But for the most part, I don't sign with my family or hearing friends, just with my deaf and hard of hearing friends. When I was growing up, my interpreters used CASE with me - Conceptually Accurate Signed English (others may know it as PSE), which uses ASL (American Sign Language) vocabulary but English word order and grammar. Many people don't know that ASL is actually considered a foreign language with its own grammar and syntax. I can understand ASL but I wouldn't say that I'm fluent in signing it myself. After a few years of being out of touch with the deaf and hard of hearing community, my signing grew rusty. Now, though, I feel like I'm getting my fingers back, though I'm not quite sure what brand of sign language I'd say I use. It feels more like a cross between CASE and SEE (Signing Exact English), which I lovingly refer to as LSL - Lucy Sign Language. ;) I'm thankful that my deaf and hard of hearing friends are patient with me as I re-learn everything!

Sometimes I wonder if I should be encouraging my hearing friends and family to learn a few more signs. What if my hearing loss progresses? How will we communicate? And not that I'm ancient by any means, but the older I get, I'm finding that I have less patience to keep up with groups of hearing people... maybe if I taught my close friends and family to be more fluent, our conversations would flow a little more smoothly. Plus, I watch a lot of small children and just welcomed a sweet little nephew into the world over the weekend. Children are hard for me to understand and I'd like to find a fun and easy way to teach them to sign so we can still communicate and enjoy each other.

How about you?

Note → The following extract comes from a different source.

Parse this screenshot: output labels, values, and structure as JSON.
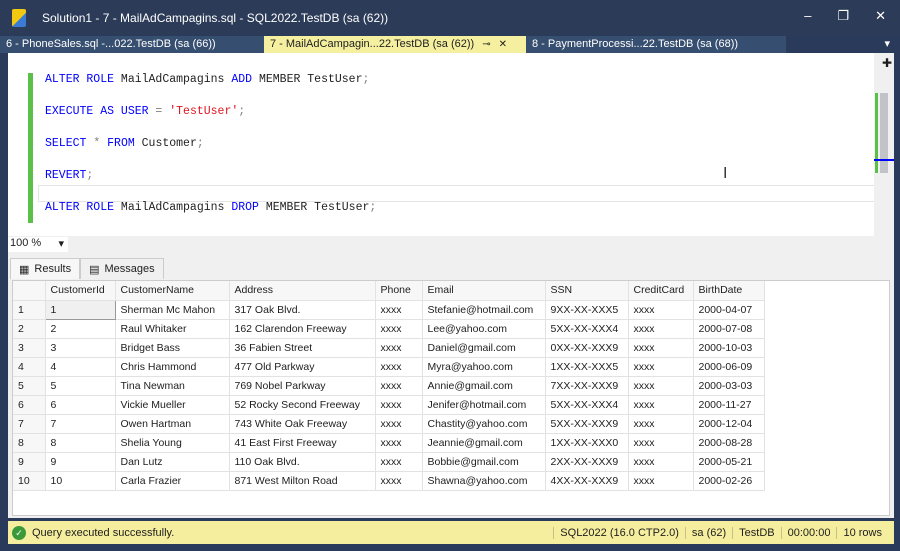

Is sign language a part of your life? 


  1. I didn't lose my hearing until I was 25 years old. However, I had learned ASL because of culturally Deaf friends that I have.

    I do not use sign much outside the home. My family all know quite a bit of sign, one fluent enough she could be an interpreter if she wanted (but she does not). However, outside the home I do not use sign as the late-deafened people I know, and the HoHearies do not use ASL (or any form of sign). The few culturally Deaf that I run into from time to time treat me pretty badly since I chose a CI instead of "staying Deaf". So I suppose I'm opposite you in that I use more sign IN the home and rarely use it OUT.

  2. Hi Denise! The more I talk to other people, the more I'm finding that I'm the odd one out. People seem to prefer that their family sign, while I've always been reluctant to teach them.

    I don't have a CI but I speak for myself and on the outside, I seem to function more like a hearing person. So I'm in the same boat as you!

    Thanks for stopping by!

  3. i am not deaf but i actually really do want to become a interpreter because i think its fun and maybe one day ill be able to help people like you .(;